Records from a collection>
• • • • •
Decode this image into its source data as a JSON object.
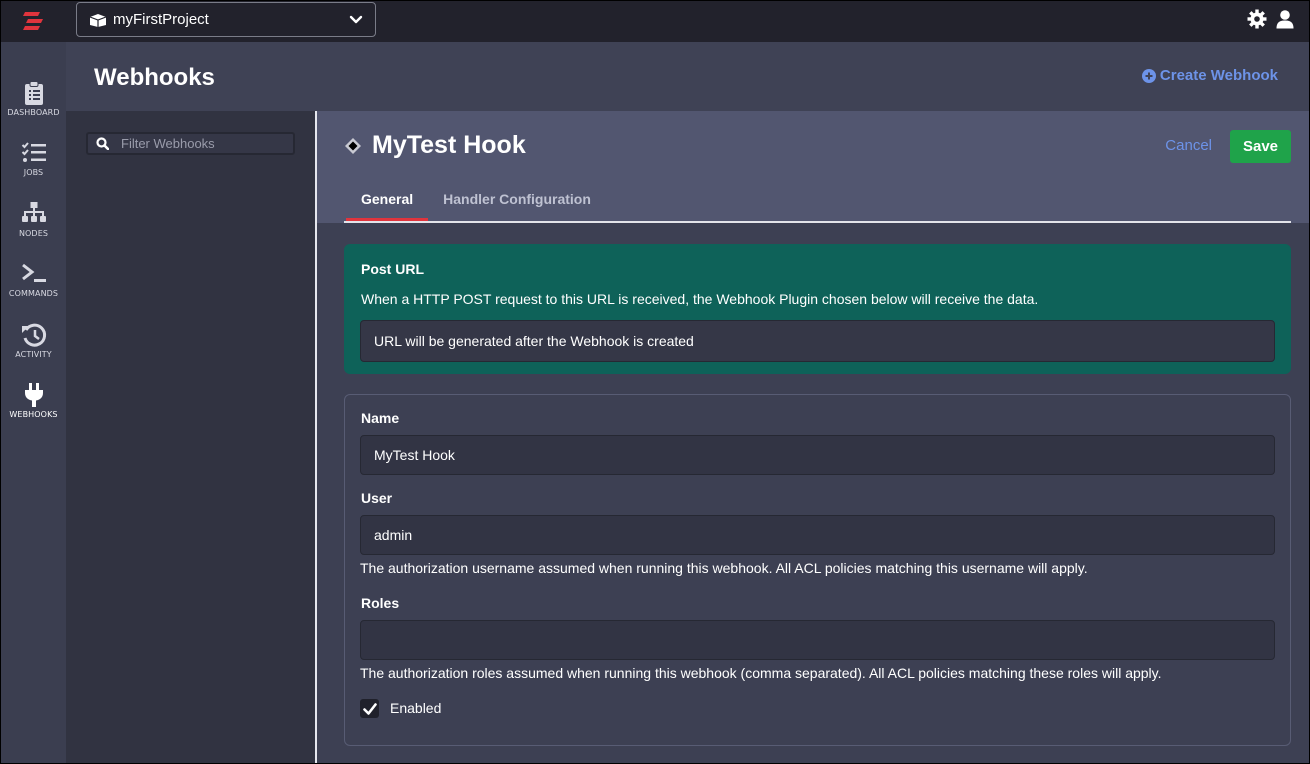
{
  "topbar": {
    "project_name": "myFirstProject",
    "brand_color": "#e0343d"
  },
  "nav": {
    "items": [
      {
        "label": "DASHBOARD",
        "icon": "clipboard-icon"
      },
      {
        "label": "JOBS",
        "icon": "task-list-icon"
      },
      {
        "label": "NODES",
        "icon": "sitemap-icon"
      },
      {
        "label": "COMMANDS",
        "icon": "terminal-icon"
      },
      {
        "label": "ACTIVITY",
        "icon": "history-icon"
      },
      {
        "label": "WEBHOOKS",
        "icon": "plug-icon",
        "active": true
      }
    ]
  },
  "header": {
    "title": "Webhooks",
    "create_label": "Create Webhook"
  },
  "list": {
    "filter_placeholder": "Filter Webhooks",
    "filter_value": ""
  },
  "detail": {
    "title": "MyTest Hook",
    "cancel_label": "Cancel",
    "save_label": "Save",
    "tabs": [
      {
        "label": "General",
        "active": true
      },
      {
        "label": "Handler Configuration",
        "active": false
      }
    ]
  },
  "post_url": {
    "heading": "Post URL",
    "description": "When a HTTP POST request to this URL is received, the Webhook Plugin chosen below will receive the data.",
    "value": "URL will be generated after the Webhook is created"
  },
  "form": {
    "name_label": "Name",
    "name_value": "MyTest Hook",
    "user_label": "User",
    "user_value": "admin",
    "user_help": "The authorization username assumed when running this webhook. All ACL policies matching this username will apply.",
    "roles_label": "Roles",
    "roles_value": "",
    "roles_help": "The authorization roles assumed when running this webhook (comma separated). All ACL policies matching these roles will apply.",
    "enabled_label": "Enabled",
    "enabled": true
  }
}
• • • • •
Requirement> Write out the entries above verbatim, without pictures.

Exercise response>
Decode this image into its source data as a JSON object.
{
  "topbar": {
    "project_name": "myFirstProject",
    "brand_color": "#e0343d"
  },
  "nav": {
    "items": [
      {
        "label": "DASHBOARD",
        "icon": "clipboard-icon"
      },
      {
        "label": "JOBS",
        "icon": "task-list-icon"
      },
      {
        "label": "NODES",
        "icon": "sitemap-icon"
      },
      {
        "label": "COMMANDS",
        "icon": "terminal-icon"
      },
      {
        "label": "ACTIVITY",
        "icon": "history-icon"
      },
      {
        "label": "WEBHOOKS",
        "icon": "plug-icon",
        "active": true
      }
    ]
  },
  "header": {
    "title": "Webhooks",
    "create_label": "Create Webhook"
  },
  "list": {
    "filter_placeholder": "Filter Webhooks",
    "filter_value": ""
  },
  "detail": {
    "title": "MyTest Hook",
    "cancel_label": "Cancel",
    "save_label": "Save",
    "tabs": [
      {
        "label": "General",
        "active": true
      },
      {
        "label": "Handler Configuration",
        "active": false
      }
    ]
  },
  "post_url": {
    "heading": "Post URL",
    "description": "When a HTTP POST request to this URL is received, the Webhook Plugin chosen below will receive the data.",
    "value": "URL will be generated after the Webhook is created"
  },
  "form": {
    "name_label": "Name",
    "name_value": "MyTest Hook",
    "user_label": "User",
    "user_value": "admin",
    "user_help": "The authorization username assumed when running this webhook. All ACL policies matching this username will apply.",
    "roles_label": "Roles",
    "roles_value": "",
    "roles_help": "The authorization roles assumed when running this webhook (comma separated). All ACL policies matching these roles will apply.",
    "enabled_label": "Enabled",
    "enabled": true
  }
}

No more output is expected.